Content Marketing Blog

Twitter updates make it easier for brands to manage their image

The Twitter ecosystem has a number of features that appeal to brands, but none more so than the ability to communicate directly to customers with only a moment's notice.

And whether your brand is promoting last-minute sales, important user updates or product information, it is relatively easy to share that message with minimum cost.

But there is still a down side to social engagement programs for some companies, as well as high profile personalities when open dialogues turn nasty.

Qantas was in the news recently after its attempts at running a luxury travel competition were thwarted by tweeters taking the opportunity to ridicule the company for its handling of recent industrial relations disputes.

More than a few eyebrows were raised after the winner of a Facebook competition run by Nissan Australia was awarded to one of the organiser's friends.

As well as similar public relation meltdowns that seem to happen on an almost daily basis such as Ashton Kutcher's recent tweeting slip-up or the fact that millions of people now have access to Charlie Sheen's mobile number after he accidentally made it public on Twitter.

But late last week (Thursday 8) the social network announced a raft of changes that will make it easier for brands to manage their image.

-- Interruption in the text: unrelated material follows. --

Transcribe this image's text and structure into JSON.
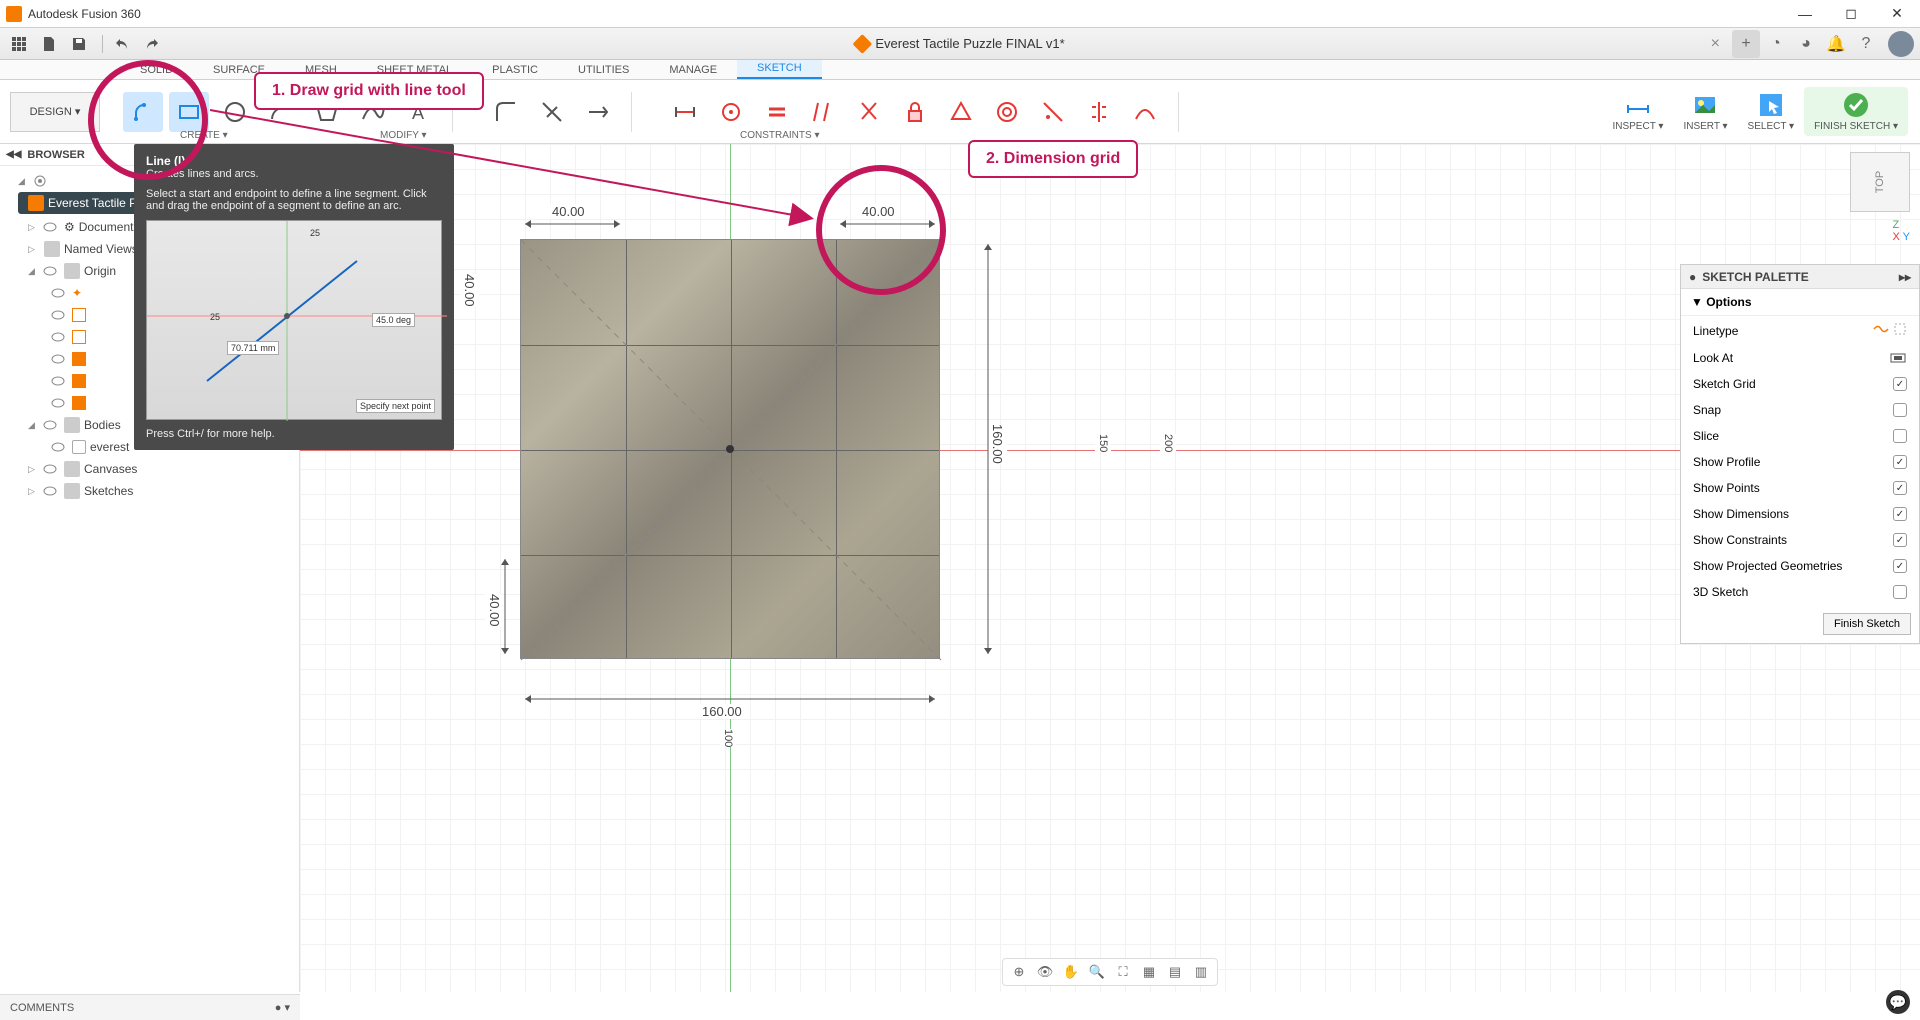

In an official post the company announced new features such as enhanced profile pages and the ability to embed tweets – the services have also been extended to mobile phones, so that users can continue the conversation at a location that suits them.

For brands this means the introduction of company profile pages that cater to business needs with a "large header image for displaying your logo, tagline and any other visuals".

Importantly, you will also have the ability to control what messages or posts people see when they visit your businesses page.

"You can also control the message visitors see when they first come to your profile page by promoting a tweet to the top of your page's timeline," wrote Twitter – a nifty feature for anyone looking to engage users and better manage your public image.

Posted by Aimee McBride